* [TASK ITEM] Please, without the pictures, restate every entry exactly.

* [DATASET RECORDS]
----

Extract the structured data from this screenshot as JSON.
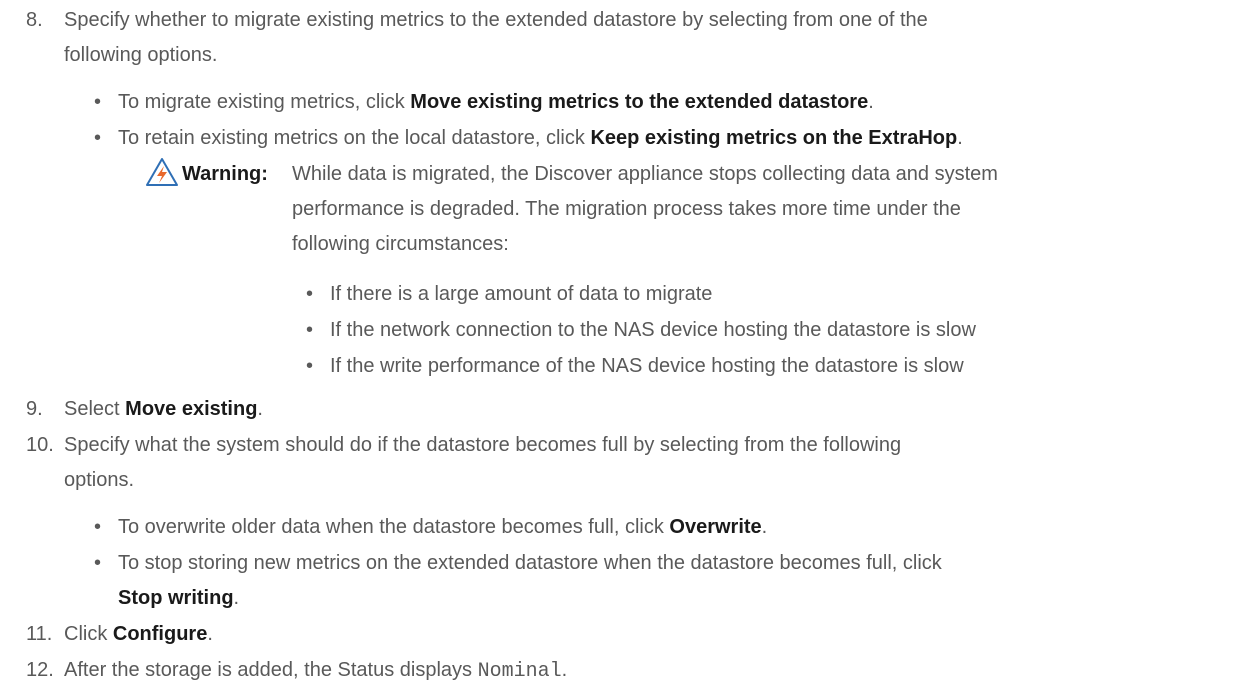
{
  "step8": {
    "number": "8.",
    "line1": "Specify whether to migrate existing metrics to the extended datastore by selecting from one of the",
    "line2": "following options.",
    "options": [
      {
        "pre": "To migrate existing metrics, click ",
        "bold": "Move existing metrics to the extended datastore",
        "post": "."
      },
      {
        "pre": "To retain existing metrics on the local datastore, click ",
        "bold": "Keep existing metrics on the ExtraHop",
        "post": "."
      }
    ]
  },
  "warning": {
    "icon": "warning-icon",
    "label": "Warning:",
    "line1": "While data is migrated, the Discover appliance stops collecting data and system",
    "line2": "performance is degraded. The migration process takes more time under the",
    "line3": "following circumstances:",
    "items": [
      "If there is a large amount of data to migrate",
      "If the network connection to the NAS device hosting the datastore is slow",
      "If the write performance of the NAS device hosting the datastore is slow"
    ]
  },
  "step9": {
    "number": "9.",
    "pre": "Select ",
    "bold": "Move existing",
    "post": "."
  },
  "step10": {
    "number": "10.",
    "line1": "Specify what the system should do if the datastore becomes full by selecting from the following",
    "line2": "options.",
    "opt1": {
      "pre": "To overwrite older data when the datastore becomes full, click ",
      "bold": "Overwrite",
      "post": "."
    },
    "opt2": {
      "line1": "To stop storing new metrics on the extended datastore when the datastore becomes full, click",
      "bold": "Stop writing",
      "post": "."
    }
  },
  "step11": {
    "number": "11.",
    "pre": "Click ",
    "bold": "Configure",
    "post": "."
  },
  "step12": {
    "number": "12.",
    "pre": "After the storage is added, the Status displays ",
    "code": "Nominal",
    "post": "."
  },
  "colors": {
    "text": "#595959",
    "bold": "#1a1a1a",
    "icon_orange": "#e8692d",
    "icon_blue": "#2f6fb5"
  }
}
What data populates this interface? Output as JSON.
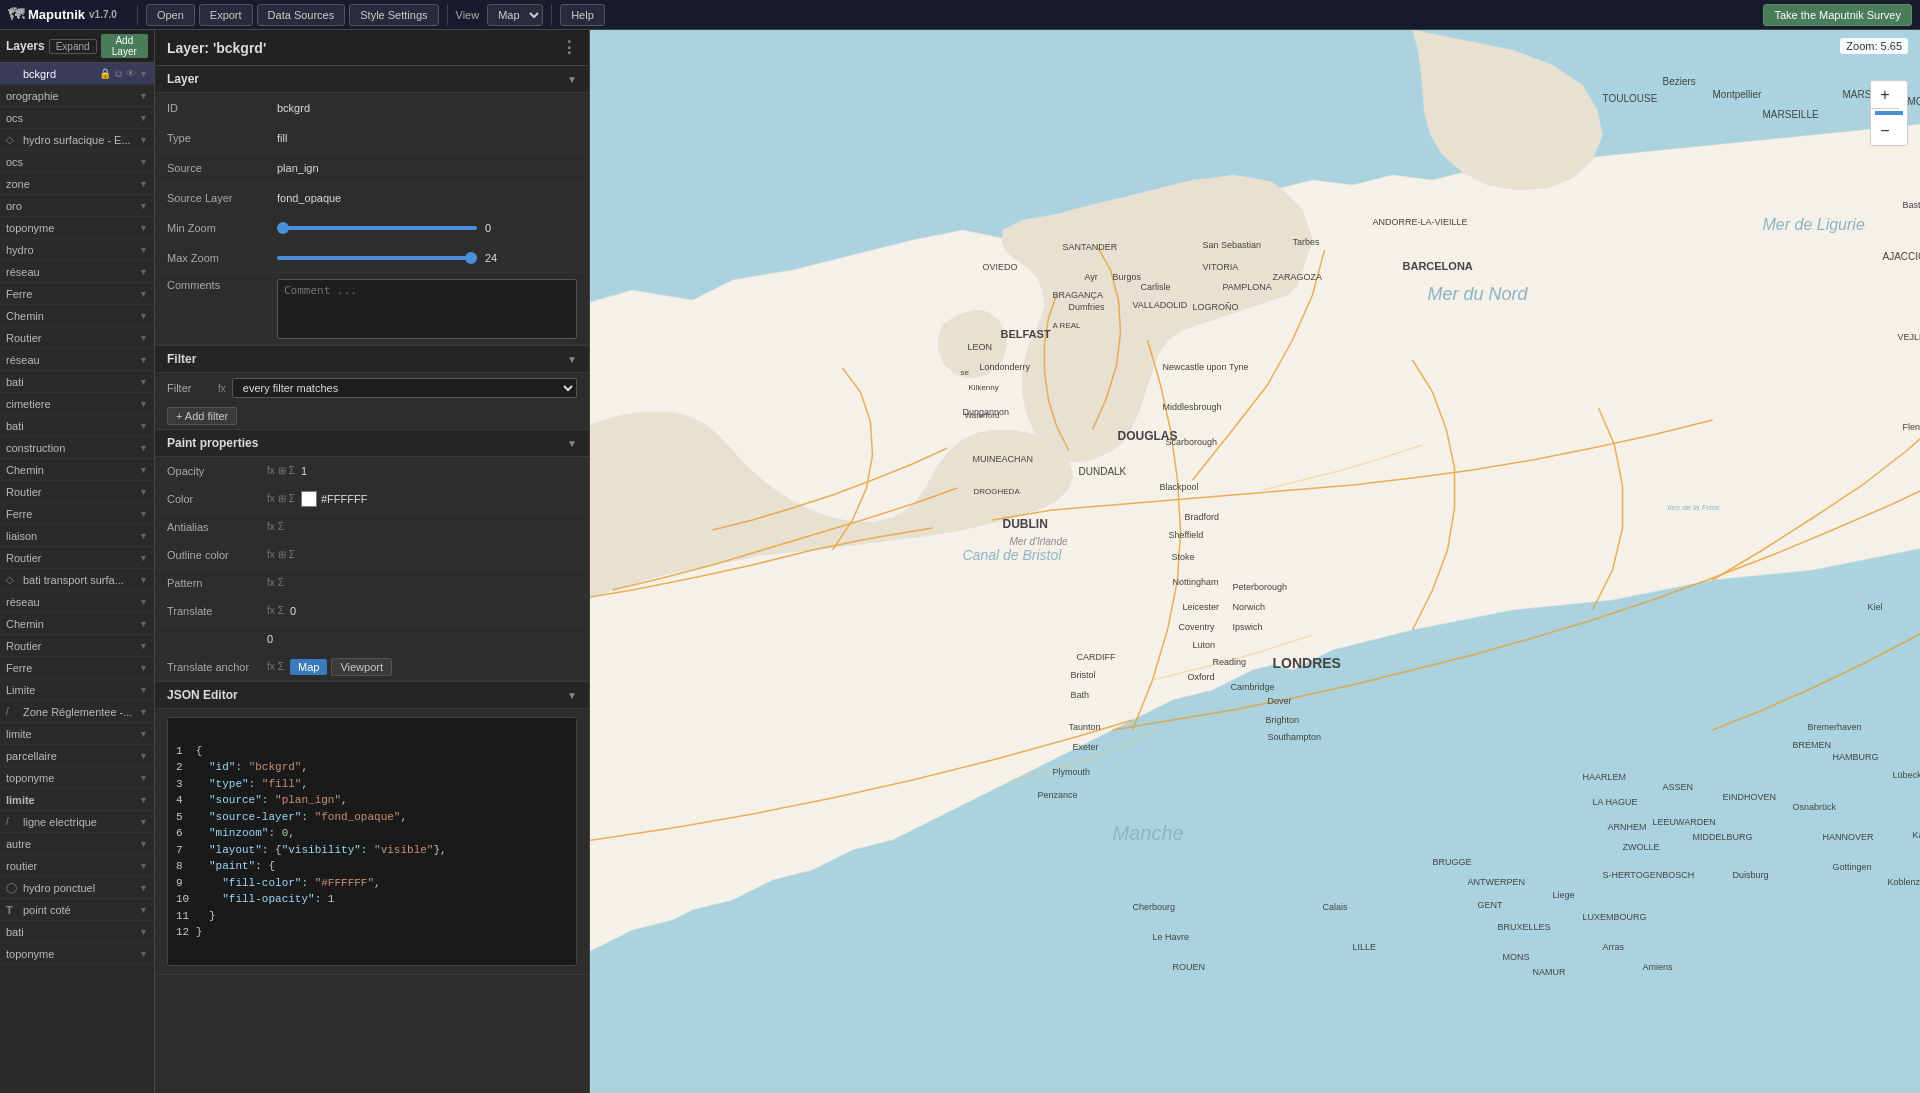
{
  "app": {
    "name": "Maputnik",
    "version": "v1.7.0",
    "zoom_level": "Zoom: 5.65"
  },
  "topnav": {
    "open_label": "Open",
    "export_label": "Export",
    "datasources_label": "Data Sources",
    "style_settings_label": "Style Settings",
    "view_label": "View",
    "view_option": "Map",
    "help_label": "Help",
    "survey_label": "Take the Maputnik Survey"
  },
  "layers_panel": {
    "title": "Layers",
    "expand_label": "Expand",
    "add_label": "Add Layer",
    "items": [
      {
        "name": "bckgrd",
        "icon": "",
        "type": "fill",
        "selected": true
      },
      {
        "name": "orographie",
        "icon": "",
        "type": "fill"
      },
      {
        "name": "ocs",
        "icon": "",
        "type": "fill"
      },
      {
        "name": "hydro surfacique - E...",
        "icon": "◇",
        "type": "fill"
      },
      {
        "name": "ocs",
        "icon": "",
        "type": "fill"
      },
      {
        "name": "zone",
        "icon": "",
        "type": "fill"
      },
      {
        "name": "oro",
        "icon": "",
        "type": "fill"
      },
      {
        "name": "toponyme",
        "icon": "",
        "type": "symbol"
      },
      {
        "name": "hydro",
        "icon": "",
        "type": "fill"
      },
      {
        "name": "réseau",
        "icon": "",
        "type": "line"
      },
      {
        "name": "Ferre",
        "icon": "",
        "type": "line"
      },
      {
        "name": "Chemin",
        "icon": "",
        "type": "line"
      },
      {
        "name": "Routier",
        "icon": "",
        "type": "line"
      },
      {
        "name": "réseau",
        "icon": "",
        "type": "line"
      },
      {
        "name": "bati",
        "icon": "",
        "type": "fill"
      },
      {
        "name": "cimetiere",
        "icon": "",
        "type": "fill"
      },
      {
        "name": "bati",
        "icon": "",
        "type": "fill"
      },
      {
        "name": "construction",
        "icon": "",
        "type": "fill"
      },
      {
        "name": "Chemin",
        "icon": "",
        "type": "line"
      },
      {
        "name": "Routier",
        "icon": "",
        "type": "line"
      },
      {
        "name": "Ferre",
        "icon": "",
        "type": "line"
      },
      {
        "name": "liaison",
        "icon": "",
        "type": "line"
      },
      {
        "name": "Routier",
        "icon": "",
        "type": "line"
      },
      {
        "name": "bati transport surfa...",
        "icon": "◇",
        "type": "fill"
      },
      {
        "name": "réseau",
        "icon": "",
        "type": "line"
      },
      {
        "name": "Chemin",
        "icon": "",
        "type": "line"
      },
      {
        "name": "Routier",
        "icon": "",
        "type": "line"
      },
      {
        "name": "Ferre",
        "icon": "",
        "type": "line"
      },
      {
        "name": "Limite",
        "icon": "",
        "type": "line"
      },
      {
        "name": "Zone Réglementee -...",
        "icon": "/",
        "type": "fill"
      },
      {
        "name": "limite",
        "icon": "",
        "type": "line"
      },
      {
        "name": "parcellaire",
        "icon": "",
        "type": "line"
      },
      {
        "name": "toponyme",
        "icon": "",
        "type": "symbol"
      },
      {
        "name": "limite",
        "icon": "",
        "type": "line"
      },
      {
        "name": "ligne electrique",
        "icon": "/",
        "type": "line"
      },
      {
        "name": "autre",
        "icon": "",
        "type": "fill"
      },
      {
        "name": "routier",
        "icon": "",
        "type": "line"
      },
      {
        "name": "hydro ponctuel",
        "icon": "◯",
        "type": "symbol"
      },
      {
        "name": "point coté",
        "icon": "T",
        "type": "symbol"
      },
      {
        "name": "bati",
        "icon": "",
        "type": "fill"
      },
      {
        "name": "toponyme",
        "icon": "",
        "type": "symbol"
      }
    ]
  },
  "props_panel": {
    "header": "Layer: 'bckgrd'",
    "layer_section": {
      "title": "Layer",
      "id_label": "ID",
      "id_value": "bckgrd",
      "type_label": "Type",
      "type_value": "fill",
      "source_label": "Source",
      "source_value": "plan_ign",
      "source_layer_label": "Source Layer",
      "source_layer_value": "fond_opaque",
      "min_zoom_label": "Min Zoom",
      "min_zoom_value": "0",
      "min_zoom_slider": 0,
      "max_zoom_label": "Max Zoom",
      "max_zoom_value": "24",
      "max_zoom_slider": 100,
      "comments_label": "Comments",
      "comments_placeholder": "Comment ..."
    },
    "filter_section": {
      "title": "Filter",
      "filter_label": "Filter",
      "filter_value": "every filter matches",
      "add_filter_label": "+ Add filter"
    },
    "paint_section": {
      "title": "Paint properties",
      "opacity_label": "Opacity",
      "opacity_value": "1",
      "color_label": "Color",
      "color_value": "#FFFFFF",
      "color_swatch": "#FFFFFF",
      "antialias_label": "Antialias",
      "outline_color_label": "Outline color",
      "pattern_label": "Pattern",
      "translate_label": "Translate",
      "translate_x": "0",
      "translate_y": "0",
      "translate_anchor_label": "Translate anchor",
      "translate_anchor_map": "Map",
      "translate_anchor_viewport": "Viewport"
    },
    "json_editor": {
      "title": "JSON Editor",
      "content": "{\n  \"id\": \"bckgrd\",\n  \"type\": \"fill\",\n  \"source\": \"plan_ign\",\n  \"source-layer\": \"fond_opaque\",\n  \"minzoom\": 0,\n  \"layout\": {\"visibility\": \"visible\"},\n  \"paint\": {\n    \"fill-color\": \"#FFFFFF\",\n    \"fill-opacity\": 1\n  }\n}"
    }
  },
  "map": {
    "zoom_display": "Zoom: 5.65",
    "zoom_in_label": "+",
    "zoom_out_label": "−"
  }
}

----

* [EXPECTED ANSWER]
Extract the structured data from this screenshot as JSON.
{
  "step8": {
    "number": "8.",
    "line1": "Specify whether to migrate existing metrics to the extended datastore by selecting from one of the",
    "line2": "following options.",
    "options": [
      {
        "pre": "To migrate existing metrics, click ",
        "bold": "Move existing metrics to the extended datastore",
        "post": "."
      },
      {
        "pre": "To retain existing metrics on the local datastore, click ",
        "bold": "Keep existing metrics on the ExtraHop",
        "post": "."
      }
    ]
  },
  "warning": {
    "icon": "warning-icon",
    "label": "Warning:",
    "line1": "While data is migrated, the Discover appliance stops collecting data and system",
    "line2": "performance is degraded. The migration process takes more time under the",
    "line3": "following circumstances:",
    "items": [
      "If there is a large amount of data to migrate",
      "If the network connection to the NAS device hosting the datastore is slow",
      "If the write performance of the NAS device hosting the datastore is slow"
    ]
  },
  "step9": {
    "number": "9.",
    "pre": "Select ",
    "bold": "Move existing",
    "post": "."
  },
  "step10": {
    "number": "10.",
    "line1": "Specify what the system should do if the datastore becomes full by selecting from the following",
    "line2": "options.",
    "opt1": {
      "pre": "To overwrite older data when the datastore becomes full, click ",
      "bold": "Overwrite",
      "post": "."
    },
    "opt2": {
      "line1": "To stop storing new metrics on the extended datastore when the datastore becomes full, click",
      "bold": "Stop writing",
      "post": "."
    }
  },
  "step11": {
    "number": "11.",
    "pre": "Click ",
    "bold": "Configure",
    "post": "."
  },
  "step12": {
    "number": "12.",
    "pre": "After the storage is added, the Status displays ",
    "code": "Nominal",
    "post": "."
  },
  "colors": {
    "text": "#595959",
    "bold": "#1a1a1a",
    "icon_orange": "#e8692d",
    "icon_blue": "#2f6fb5"
  }
}
What data populates this interface? Output as JSON.
{
  "app": {
    "name": "Maputnik",
    "version": "v1.7.0",
    "zoom_level": "Zoom: 5.65"
  },
  "topnav": {
    "open_label": "Open",
    "export_label": "Export",
    "datasources_label": "Data Sources",
    "style_settings_label": "Style Settings",
    "view_label": "View",
    "view_option": "Map",
    "help_label": "Help",
    "survey_label": "Take the Maputnik Survey"
  },
  "layers_panel": {
    "title": "Layers",
    "expand_label": "Expand",
    "add_label": "Add Layer",
    "items": [
      {
        "name": "bckgrd",
        "icon": "",
        "type": "fill",
        "selected": true
      },
      {
        "name": "orographie",
        "icon": "",
        "type": "fill"
      },
      {
        "name": "ocs",
        "icon": "",
        "type": "fill"
      },
      {
        "name": "hydro surfacique - E...",
        "icon": "◇",
        "type": "fill"
      },
      {
        "name": "ocs",
        "icon": "",
        "type": "fill"
      },
      {
        "name": "zone",
        "icon": "",
        "type": "fill"
      },
      {
        "name": "oro",
        "icon": "",
        "type": "fill"
      },
      {
        "name": "toponyme",
        "icon": "",
        "type": "symbol"
      },
      {
        "name": "hydro",
        "icon": "",
        "type": "fill"
      },
      {
        "name": "réseau",
        "icon": "",
        "type": "line"
      },
      {
        "name": "Ferre",
        "icon": "",
        "type": "line"
      },
      {
        "name": "Chemin",
        "icon": "",
        "type": "line"
      },
      {
        "name": "Routier",
        "icon": "",
        "type": "line"
      },
      {
        "name": "réseau",
        "icon": "",
        "type": "line"
      },
      {
        "name": "bati",
        "icon": "",
        "type": "fill"
      },
      {
        "name": "cimetiere",
        "icon": "",
        "type": "fill"
      },
      {
        "name": "bati",
        "icon": "",
        "type": "fill"
      },
      {
        "name": "construction",
        "icon": "",
        "type": "fill"
      },
      {
        "name": "Chemin",
        "icon": "",
        "type": "line"
      },
      {
        "name": "Routier",
        "icon": "",
        "type": "line"
      },
      {
        "name": "Ferre",
        "icon": "",
        "type": "line"
      },
      {
        "name": "liaison",
        "icon": "",
        "type": "line"
      },
      {
        "name": "Routier",
        "icon": "",
        "type": "line"
      },
      {
        "name": "bati transport surfa...",
        "icon": "◇",
        "type": "fill"
      },
      {
        "name": "réseau",
        "icon": "",
        "type": "line"
      },
      {
        "name": "Chemin",
        "icon": "",
        "type": "line"
      },
      {
        "name": "Routier",
        "icon": "",
        "type": "line"
      },
      {
        "name": "Ferre",
        "icon": "",
        "type": "line"
      },
      {
        "name": "Limite",
        "icon": "",
        "type": "line"
      },
      {
        "name": "Zone Réglementee -...",
        "icon": "/",
        "type": "fill"
      },
      {
        "name": "limite",
        "icon": "",
        "type": "line"
      },
      {
        "name": "parcellaire",
        "icon": "",
        "type": "line"
      },
      {
        "name": "toponyme",
        "icon": "",
        "type": "symbol"
      },
      {
        "name": "limite",
        "icon": "",
        "type": "line"
      },
      {
        "name": "ligne electrique",
        "icon": "/",
        "type": "line"
      },
      {
        "name": "autre",
        "icon": "",
        "type": "fill"
      },
      {
        "name": "routier",
        "icon": "",
        "type": "line"
      },
      {
        "name": "hydro ponctuel",
        "icon": "◯",
        "type": "symbol"
      },
      {
        "name": "point coté",
        "icon": "T",
        "type": "symbol"
      },
      {
        "name": "bati",
        "icon": "",
        "type": "fill"
      },
      {
        "name": "toponyme",
        "icon": "",
        "type": "symbol"
      }
    ]
  },
  "props_panel": {
    "header": "Layer: 'bckgrd'",
    "layer_section": {
      "title": "Layer",
      "id_label": "ID",
      "id_value": "bckgrd",
      "type_label": "Type",
      "type_value": "fill",
      "source_label": "Source",
      "source_value": "plan_ign",
      "source_layer_label": "Source Layer",
      "source_layer_value": "fond_opaque",
      "min_zoom_label": "Min Zoom",
      "min_zoom_value": "0",
      "min_zoom_slider": 0,
      "max_zoom_label": "Max Zoom",
      "max_zoom_value": "24",
      "max_zoom_slider": 100,
      "comments_label": "Comments",
      "comments_placeholder": "Comment ..."
    },
    "filter_section": {
      "title": "Filter",
      "filter_label": "Filter",
      "filter_value": "every filter matches",
      "add_filter_label": "+ Add filter"
    },
    "paint_section": {
      "title": "Paint properties",
      "opacity_label": "Opacity",
      "opacity_value": "1",
      "color_label": "Color",
      "color_value": "#FFFFFF",
      "color_swatch": "#FFFFFF",
      "antialias_label": "Antialias",
      "outline_color_label": "Outline color",
      "pattern_label": "Pattern",
      "translate_label": "Translate",
      "translate_x": "0",
      "translate_y": "0",
      "translate_anchor_label": "Translate anchor",
      "translate_anchor_map": "Map",
      "translate_anchor_viewport": "Viewport"
    },
    "json_editor": {
      "title": "JSON Editor",
      "content": "{\n  \"id\": \"bckgrd\",\n  \"type\": \"fill\",\n  \"source\": \"plan_ign\",\n  \"source-layer\": \"fond_opaque\",\n  \"minzoom\": 0,\n  \"layout\": {\"visibility\": \"visible\"},\n  \"paint\": {\n    \"fill-color\": \"#FFFFFF\",\n    \"fill-opacity\": 1\n  }\n}"
    }
  },
  "map": {
    "zoom_display": "Zoom: 5.65",
    "zoom_in_label": "+",
    "zoom_out_label": "−"
  }
}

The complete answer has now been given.